(Items from an interface collection)
-- Opening Marker --
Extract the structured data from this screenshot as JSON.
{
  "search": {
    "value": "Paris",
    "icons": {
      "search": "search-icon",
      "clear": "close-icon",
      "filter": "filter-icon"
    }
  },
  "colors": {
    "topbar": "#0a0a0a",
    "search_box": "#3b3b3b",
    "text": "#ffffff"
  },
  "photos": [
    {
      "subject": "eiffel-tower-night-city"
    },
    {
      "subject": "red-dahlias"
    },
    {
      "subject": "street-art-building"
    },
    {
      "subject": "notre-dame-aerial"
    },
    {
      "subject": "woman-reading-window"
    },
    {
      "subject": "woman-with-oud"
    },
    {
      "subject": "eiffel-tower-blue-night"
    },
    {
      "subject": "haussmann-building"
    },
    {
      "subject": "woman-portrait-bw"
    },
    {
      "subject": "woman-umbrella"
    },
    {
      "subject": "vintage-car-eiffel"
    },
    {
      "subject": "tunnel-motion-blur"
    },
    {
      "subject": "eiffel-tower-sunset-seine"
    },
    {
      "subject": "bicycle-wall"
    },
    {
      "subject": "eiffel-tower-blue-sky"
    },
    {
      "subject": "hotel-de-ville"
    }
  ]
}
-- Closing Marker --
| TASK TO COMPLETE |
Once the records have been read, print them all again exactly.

| EXERCISE SOLUTION |
Extract the structured data from this screenshot as JSON.
{
  "search": {
    "value": "Paris",
    "icons": {
      "search": "search-icon",
      "clear": "close-icon",
      "filter": "filter-icon"
    }
  },
  "colors": {
    "topbar": "#0a0a0a",
    "search_box": "#3b3b3b",
    "text": "#ffffff"
  },
  "photos": [
    {
      "subject": "eiffel-tower-night-city"
    },
    {
      "subject": "red-dahlias"
    },
    {
      "subject": "street-art-building"
    },
    {
      "subject": "notre-dame-aerial"
    },
    {
      "subject": "woman-reading-window"
    },
    {
      "subject": "woman-with-oud"
    },
    {
      "subject": "eiffel-tower-blue-night"
    },
    {
      "subject": "haussmann-building"
    },
    {
      "subject": "woman-portrait-bw"
    },
    {
      "subject": "woman-umbrella"
    },
    {
      "subject": "vintage-car-eiffel"
    },
    {
      "subject": "tunnel-motion-blur"
    },
    {
      "subject": "eiffel-tower-sunset-seine"
    },
    {
      "subject": "bicycle-wall"
    },
    {
      "subject": "eiffel-tower-blue-sky"
    },
    {
      "subject": "hotel-de-ville"
    }
  ]
}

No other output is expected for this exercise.